William Leap, a professor and chair of the Department of Anthropology, was quoted in an Edge Magazine story about gay humor and the thin line between jokes and homophobia. "Usually, the decision about whether a joke is offensive or homophobic is based on criteria external to the joke,” he said. “The evaluation has nothing to do with the joke itself and everything to do with the politics of the social moment." (2/9/09)

Who owns it?

Wendy Seltzer, a law professor, was quoted in a Wall Street Journal law blog about the validity of a man’s case against the Associated Press over the artistic versionof a popular image of President Obama. “Most of what is in the image is the un-copyrightable image of President Obama,’’ she said. “Commentary is already a recognized category of fair use, so political commentary is given an added bump on the fair use scale . . . If someone had to tried to appropriate that image for a news story without paying the AP, that would have been unfair. But making it into a poster commentary on the election campaign, I think that is not something the copyright monopoly should cover.’’ (2/10/09)

Sharing the fight

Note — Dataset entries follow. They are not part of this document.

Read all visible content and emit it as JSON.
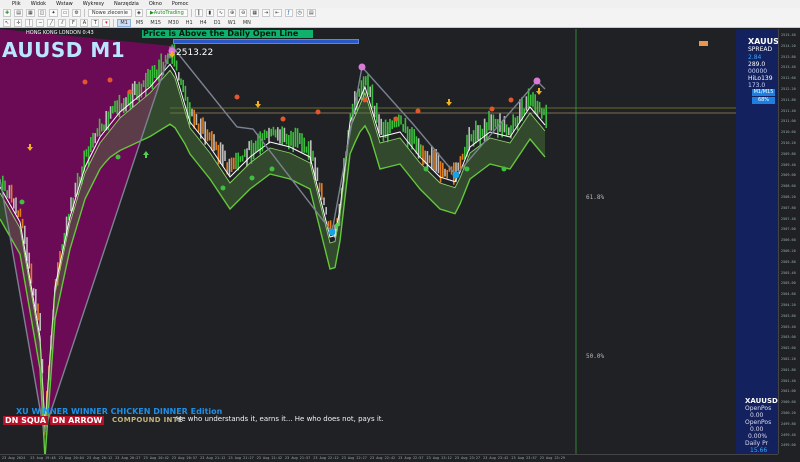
{
  "menubar": {
    "items": [
      "Plik",
      "Widok",
      "Wstaw",
      "Wykresy",
      "Narzędzia",
      "Okno",
      "Pomoc"
    ]
  },
  "toolbar": {
    "new_order_label": "Nowe zlecenie",
    "autotrading_label": "AutoTrading",
    "timeframes": [
      "M1",
      "M5",
      "M15",
      "M30",
      "H1",
      "H4",
      "D1",
      "W1",
      "MN"
    ],
    "active_timeframe": "M1"
  },
  "chart": {
    "symbol_title": "AUUSD M1",
    "session_label": "HONG KONG LONDON 0:43",
    "banner_text": "Price is Above the Daily Open Line",
    "price_tag": "2513.22",
    "fib_61": "61.8%",
    "fib_50": "50.0%",
    "edition_text": "XU WINNER WINNER CHICKEN DINNER Edition",
    "dn_square_label": "DN SQUA",
    "dn_arrow_label": "DN ARROW",
    "compound_label": "COMPOUND INTE",
    "quote_text": "He who understands it, earns it... He who does not, pays it.",
    "price_ticks": [
      "2515.40",
      "2514.20",
      "2513.80",
      "2513.40",
      "2512.60",
      "2512.20",
      "2511.80",
      "2511.40",
      "2511.00",
      "2510.60",
      "2510.20",
      "2509.80",
      "2509.40",
      "2509.00",
      "2508.60",
      "2508.20",
      "2507.80",
      "2507.40",
      "2507.00",
      "2506.60",
      "2506.20",
      "2505.80",
      "2505.40",
      "2505.00",
      "2504.60",
      "2504.20",
      "2503.80",
      "2503.40",
      "2503.00",
      "2502.60",
      "2502.20",
      "2501.80",
      "2501.40",
      "2501.00",
      "2500.60",
      "2500.20",
      "2499.80",
      "2499.40",
      "2499.00"
    ],
    "time_ticks": [
      "23 Aug 2024",
      "23 Aug 19:48",
      "23 Aug 20:04",
      "23 Aug 20:12",
      "23 Aug 20:27",
      "23 Aug 20:42",
      "23 Aug 20:57",
      "23 Aug 21:12",
      "23 Aug 21:27",
      "23 Aug 21:42",
      "23 Aug 21:57",
      "23 Aug 22:12",
      "23 Aug 22:27",
      "23 Aug 22:42",
      "23 Aug 22:57",
      "23 Aug 23:12",
      "23 Aug 23:27",
      "23 Aug 23:42",
      "23 Aug 23:57",
      "23 Aug 23:29"
    ]
  },
  "right_panel": {
    "symbol": "XAUUSD",
    "lines": [
      {
        "text": "SPREAD",
        "color": "#ffffff"
      },
      {
        "text": "2.84",
        "color": "#39a8ff"
      },
      {
        "text": "289.0",
        "color": "#ffffff"
      },
      {
        "text": "00000",
        "color": "#cfd6ff"
      },
      {
        "text": "HiLo139",
        "color": "#ffffff"
      },
      {
        "text": "173.0",
        "color": "#cfd6ff"
      }
    ],
    "box_labels": [
      "M1/M15",
      "68%"
    ],
    "bottom_symbol": "XAUUSD",
    "bottom_lines": [
      "OpenPos",
      "0.00",
      "OpenPos",
      "0.00",
      "0.00%",
      "Daily Pr",
      "15.66"
    ]
  },
  "colors": {
    "bull": "#3dbd3d",
    "bear": "#e57d1a",
    "neutral": "#bdbdbd",
    "cloud_bull": "#4a7a3a",
    "cloud_bear": "#7a4b2a",
    "purple_fill": "#6b0a55",
    "zigzag": "#7b8290"
  }
}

Arturo Porzecanski, a professor of international economics and finance, was featured in a Washington Post story about his advocacy for research and a cure for systemic capillary leak syndrome (SCLS), a rare disease with which he lives. “I can be happy knowing I've passed the baton to the scientific community,” he said. “It’s not about me. It’s about patient power.” For the above-the-fold story in the Health section, the two associated photos were taken on the AU campus. (2/10/09)